“With an income above the national average, I receive more pleasure from the beans, which I cook with freshly ground cumin and rehydrated, pureed chilies. Good tacos and quesadillas and tamales are cheap too, and that is one reason why they are eaten so frequently in low-income countries,” he wrote.
The push for increased immigration is very unpopular because voters know that low-wage immigrants hurt their wages and damage their children’s job prospects, said Roy Beck, the founder of NumbersUSA, which campaigns to reduce the current influx of 1 million immigrants.
Beck echoes Case admission that automation is hurting middle-class jobs.
“The best response isn’t more immigration,” he said, “but less immigration, so that wages rise in many lower middle-class sectors, including restaurants and resorts.” (RELATED: Sen. Graham helps import Jamaicans for work at elite country club)
“We need to be protecting the jobs we can’t ship overseas… Those jobs need to become middle-class jobs by tightening the labor market,” he said.
Case and his fellow billionaires are pushing an immigration “policy that floods the country with people who compete for those jobs,” he said.
Low-wage jobs in the service and hospitality sectors “will never pay middle-class wages if we double legal immigration or even if we continue the present level of immigration,” Beck added.
That shift from a high-immigration/low-wage economic strategy to a low-immigration/high-wage strategy is also being pushed by some GOP leaders, notably Sen. Jeff Sessions.
When asked by The Daily Caller how the huge influx of low-skill workers would help the American middle class, Case offered a platitude.
“The data basically said that immigrant entrepreneurs are job creators,” he said, citing Andy Grove, the Hungarian-born founder of Intel Corp., and Henry Ford, the founder of Fort Motor company, who was actually born in Michigan.
Case did not say what proportion of the current annual inflow of 1 million immigrants are entrepreneurs, nor what portion of the planned 30 million legal immigrants would become entrepreneurs.
However, the recent arrival of more than 10 million immigrants hasn’t notably improved the job situation.
Since 2000, and amid a huge wave of immigrants, the number of native-born Americans with jobs has declined by roughly 1 million, despite a population growth of 16 million, according to the Center for Immigration Studies.
When pressed again to explain how low-skilled immigrant workers would help the American middle class, Case then said that the current population of at least 11 million illegal immigrants are doing low-wage work that Americans won’t do.
“Part of [the Senate bill] is dealing with the people who are already here… in almost all case, [they’re] doing jobs we need to get done… [and] that Americans won’t do” in restaurants, resorts and the agricultural sector, he insisted.
Sweetgreen declined to tell TheDC how much the company pays its restaurant workers.
Americans still do a majority of all jobs in the nation’s restaurants, hotels and food processing centers, working as cooks, maids, butcher, janitors and groundskeepers, according to another CIS study.
When pressed again by TheDC to explain how high immigration would help middle class Americans, Case excused himself, saying “Why do you give Seth [his aide] a call?
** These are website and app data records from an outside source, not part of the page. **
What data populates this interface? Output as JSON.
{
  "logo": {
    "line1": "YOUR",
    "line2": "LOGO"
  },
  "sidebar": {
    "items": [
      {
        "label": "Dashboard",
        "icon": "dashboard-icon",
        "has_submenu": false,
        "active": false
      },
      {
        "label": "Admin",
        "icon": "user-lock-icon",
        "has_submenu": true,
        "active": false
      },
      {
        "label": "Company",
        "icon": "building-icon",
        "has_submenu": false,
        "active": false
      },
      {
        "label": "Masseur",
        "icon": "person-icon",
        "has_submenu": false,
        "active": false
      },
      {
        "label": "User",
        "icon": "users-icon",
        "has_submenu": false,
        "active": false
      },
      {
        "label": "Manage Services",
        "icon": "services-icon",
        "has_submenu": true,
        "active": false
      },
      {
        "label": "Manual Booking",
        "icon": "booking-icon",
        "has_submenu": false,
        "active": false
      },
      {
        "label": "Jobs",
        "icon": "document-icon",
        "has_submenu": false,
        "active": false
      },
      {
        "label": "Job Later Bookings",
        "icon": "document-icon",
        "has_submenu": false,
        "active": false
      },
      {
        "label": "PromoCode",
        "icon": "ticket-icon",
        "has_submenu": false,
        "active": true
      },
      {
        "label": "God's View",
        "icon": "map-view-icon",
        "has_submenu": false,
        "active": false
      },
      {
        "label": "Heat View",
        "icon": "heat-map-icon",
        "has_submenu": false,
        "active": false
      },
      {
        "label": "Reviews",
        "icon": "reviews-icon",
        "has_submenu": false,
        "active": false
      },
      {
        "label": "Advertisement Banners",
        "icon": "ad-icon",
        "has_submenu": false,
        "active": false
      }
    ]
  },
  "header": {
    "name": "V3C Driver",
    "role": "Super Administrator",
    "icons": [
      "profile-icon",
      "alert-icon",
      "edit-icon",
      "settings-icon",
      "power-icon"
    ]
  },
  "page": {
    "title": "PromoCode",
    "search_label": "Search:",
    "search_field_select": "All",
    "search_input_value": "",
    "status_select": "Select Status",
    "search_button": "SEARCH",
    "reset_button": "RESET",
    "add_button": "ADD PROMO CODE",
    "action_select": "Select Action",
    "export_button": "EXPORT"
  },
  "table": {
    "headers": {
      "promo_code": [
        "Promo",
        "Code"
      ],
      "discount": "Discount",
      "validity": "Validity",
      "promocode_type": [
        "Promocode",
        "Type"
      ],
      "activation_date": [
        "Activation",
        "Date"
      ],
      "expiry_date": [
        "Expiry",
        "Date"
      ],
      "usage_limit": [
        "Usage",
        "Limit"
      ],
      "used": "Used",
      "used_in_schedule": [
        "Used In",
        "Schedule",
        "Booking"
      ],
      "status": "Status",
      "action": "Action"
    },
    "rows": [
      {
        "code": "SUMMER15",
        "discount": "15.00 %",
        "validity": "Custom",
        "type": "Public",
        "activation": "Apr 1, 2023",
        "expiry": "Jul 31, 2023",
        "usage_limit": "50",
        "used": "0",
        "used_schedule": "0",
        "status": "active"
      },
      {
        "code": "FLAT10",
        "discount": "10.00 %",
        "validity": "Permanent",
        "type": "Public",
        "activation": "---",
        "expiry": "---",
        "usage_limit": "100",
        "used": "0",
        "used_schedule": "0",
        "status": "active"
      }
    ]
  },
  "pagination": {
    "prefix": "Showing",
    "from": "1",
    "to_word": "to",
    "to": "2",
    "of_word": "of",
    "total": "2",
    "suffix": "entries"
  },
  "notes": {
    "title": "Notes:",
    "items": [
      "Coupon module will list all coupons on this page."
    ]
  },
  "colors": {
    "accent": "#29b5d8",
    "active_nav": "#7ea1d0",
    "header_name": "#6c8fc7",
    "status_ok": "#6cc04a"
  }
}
I’m running late.”
The aide, Seth London, did not respond to TheDC’s emails.